* DIRECTIONS:
Report every line of the entries that contains the word "name".

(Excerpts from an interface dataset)
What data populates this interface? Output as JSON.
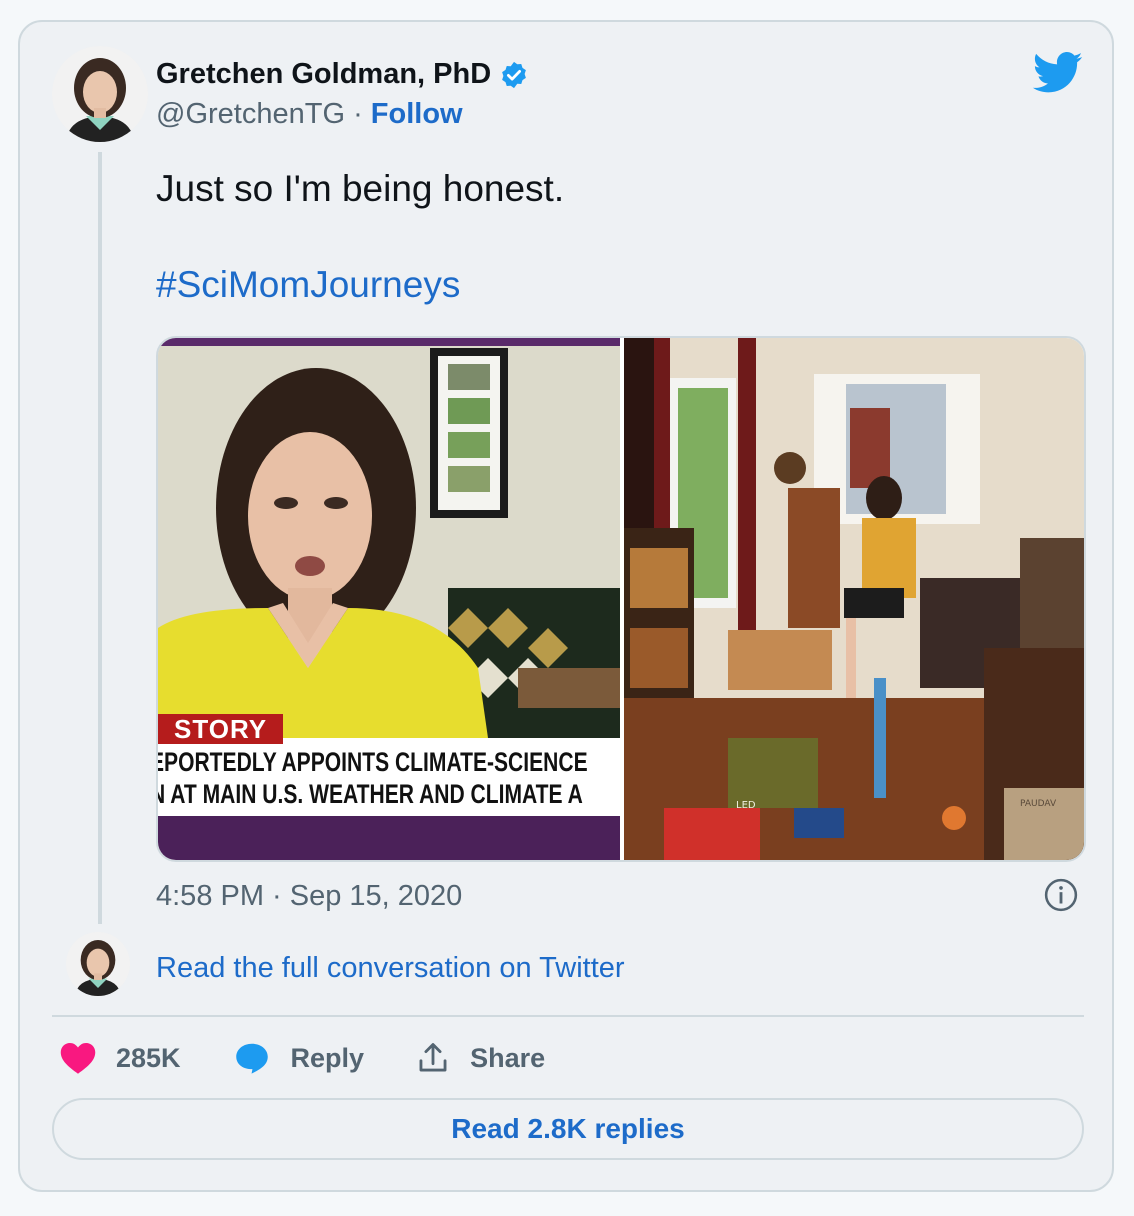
{
  "author": {
    "name": "Gretchen Goldman, PhD",
    "handle": "@GretchenTG",
    "separator": "·",
    "follow_label": "Follow",
    "verified_icon": "verified-badge-icon"
  },
  "brand_icon": "twitter-bird-icon",
  "tweet": {
    "text": "Just so I'm being honest.",
    "hashtag": "#SciMomJourneys",
    "timestamp": "4:58 PM · Sep 15, 2020"
  },
  "media": {
    "left_image": {
      "chyron_tag": "STORY",
      "chyron_line1": "EPORTEDLY APPOINTS CLIMATE-SCIENCE",
      "chyron_line2": "N AT MAIN U.S. WEATHER AND CLIMATE A"
    },
    "right_image": {
      "box_label": "LED",
      "box_brand": "PAUDAV"
    }
  },
  "conversation_link": "Read the full conversation on Twitter",
  "actions": {
    "likes": "285K",
    "reply_label": "Reply",
    "share_label": "Share"
  },
  "replies_button": "Read 2.8K replies",
  "colors": {
    "link": "#1d6bc9",
    "heart": "#f91880",
    "twitter_blue": "#1d9bf0",
    "border": "#cfd9de"
  }
}
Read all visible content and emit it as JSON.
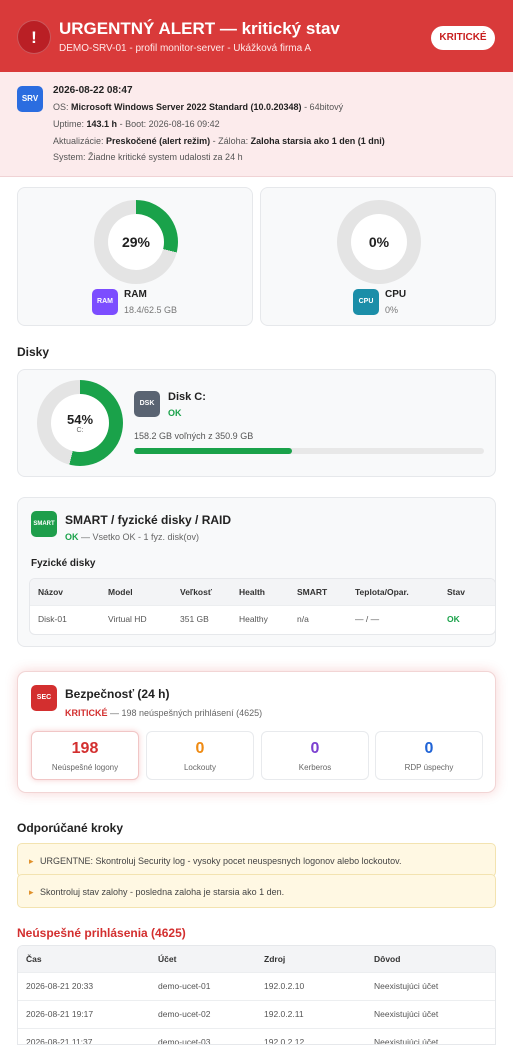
{
  "header": {
    "alert_icon_glyph": "!",
    "title": "URGENTNÝ ALERT — kritický stav",
    "subtitle": "DEMO-SRV-01 - profil monitor-server - Ukážková firma A",
    "badge": "KRITICKÉ"
  },
  "system": {
    "icon_label": "SRV",
    "datetime": "2026-08-22 08:47",
    "os_label": "OS:",
    "os_value": "Microsoft Windows Server 2022 Standard (10.0.20348)",
    "os_arch": "- 64bitový",
    "uptime_label": "Uptime:",
    "uptime_value": "143.1 h",
    "boot_text": "- Boot: 2026-08-16 09:42",
    "updates_label": "Aktualizácie:",
    "updates_value": "Preskočené (alert režim)",
    "backup_label": "- Záloha:",
    "backup_value": "Zaloha starsia ako 1 den (1 dni)",
    "events_text": "System: Žiadne kritické system udalosti za 24 h"
  },
  "metrics": {
    "ram": {
      "percent": 29,
      "percent_label": "29%",
      "icon": "RAM",
      "name": "RAM",
      "sub": "18.4/62.5 GB"
    },
    "cpu": {
      "percent": 0,
      "percent_label": "0%",
      "icon": "CPU",
      "name": "CPU",
      "sub": "0%"
    }
  },
  "disks": {
    "section_title": "Disky",
    "disk_c": {
      "percent": 54,
      "percent_label": "54%",
      "drive": "C:",
      "icon": "DSK",
      "name": "Disk C:",
      "status": "OK",
      "free_text": "158.2 GB voľných z 350.9 GB",
      "free_fraction": 0.45
    }
  },
  "smart": {
    "icon": "SMART",
    "title": "SMART / fyzické disky / RAID",
    "status": "OK",
    "status_detail": "— Vsetko OK - 1 fyz. disk(ov)",
    "subheading": "Fyzické disky",
    "columns": [
      "Názov",
      "Model",
      "Veľkosť",
      "Health",
      "SMART",
      "Teplota/Opar.",
      "Stav"
    ],
    "rows": [
      [
        "Disk-01",
        "Virtual HD",
        "351 GB",
        "Healthy",
        "n/a",
        "— / —",
        "OK"
      ]
    ]
  },
  "security": {
    "icon": "SEC",
    "title": "Bezpečnosť (24 h)",
    "status": "KRITICKÉ",
    "status_detail": "— 198 neúspešných prihlásení (4625)",
    "stats": [
      {
        "value": "198",
        "label": "Neúspešné logony",
        "color": "#d32f2f"
      },
      {
        "value": "0",
        "label": "Lockouty",
        "color": "#ef8a12"
      },
      {
        "value": "0",
        "label": "Kerberos",
        "color": "#7b3fd0"
      },
      {
        "value": "0",
        "label": "RDP úspechy",
        "color": "#1f63d6"
      }
    ]
  },
  "recommendations": {
    "section_title": "Odporúčané kroky",
    "items": [
      "URGENTNE: Skontroluj Security log - vysoky pocet neuspesnych logonov alebo lockoutov.",
      "Skontroluj stav zalohy - posledna zaloha je starsia ako 1 den."
    ]
  },
  "failed_logins": {
    "section_title": "Neúspešné prihlásenia (4625)",
    "columns": [
      "Čas",
      "Účet",
      "Zdroj",
      "Dôvod"
    ],
    "rows": [
      [
        "2026-08-21 20:33",
        "demo-ucet-01",
        "192.0.2.10",
        "Neexistujúci účet"
      ],
      [
        "2026-08-21 19:17",
        "demo-ucet-02",
        "192.0.2.11",
        "Neexistujúci účet"
      ],
      [
        "2026-08-21 11:37",
        "demo-ucet-03",
        "192.0.2.12",
        "Neexistujúci účet"
      ]
    ]
  },
  "colors": {
    "header_red": "#d93a3a",
    "ok_green": "#1aa24a",
    "critical_red": "#d32f2f",
    "ram_purple": "#7c4dff",
    "cpu_teal": "#1b8ea8",
    "disk_gray": "#5a6472",
    "smart_green": "#1e9e4b",
    "sec_red": "#d32f2f"
  }
}
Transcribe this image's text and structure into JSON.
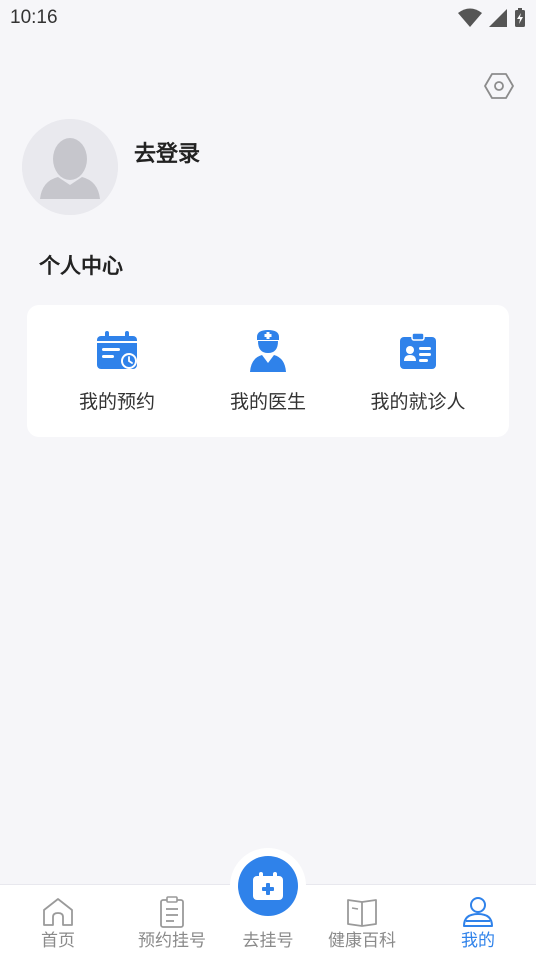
{
  "status_bar": {
    "time": "10:16",
    "icons": [
      "wifi-icon",
      "signal-icon",
      "battery-charging-icon"
    ]
  },
  "header": {
    "settings_icon": "settings-hexagon-icon"
  },
  "profile": {
    "login_label": "去登录",
    "avatar_icon": "default-avatar-icon"
  },
  "section": {
    "title": "个人中心"
  },
  "menu": {
    "items": [
      {
        "label": "我的预约",
        "icon": "calendar-clock-icon"
      },
      {
        "label": "我的医生",
        "icon": "doctor-icon"
      },
      {
        "label": "我的就诊人",
        "icon": "patient-card-icon"
      }
    ]
  },
  "tabbar": {
    "tabs": [
      {
        "label": "首页",
        "icon": "home-icon"
      },
      {
        "label": "预约挂号",
        "icon": "clipboard-icon"
      },
      {
        "label": "去挂号",
        "icon": "calendar-plus-icon"
      },
      {
        "label": "健康百科",
        "icon": "book-icon"
      },
      {
        "label": "我的",
        "icon": "user-icon"
      }
    ],
    "active_index": 4
  },
  "colors": {
    "accent": "#2f82ea",
    "inactive": "#8a8a8a",
    "background": "#f6f6f9"
  }
}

* ANSWER FOR THIS EXERCISE:
    "name": "Gretchen Goldman, PhD",
      "name": "RAM",
      "name": "CPU",
      "name": "Disk C:",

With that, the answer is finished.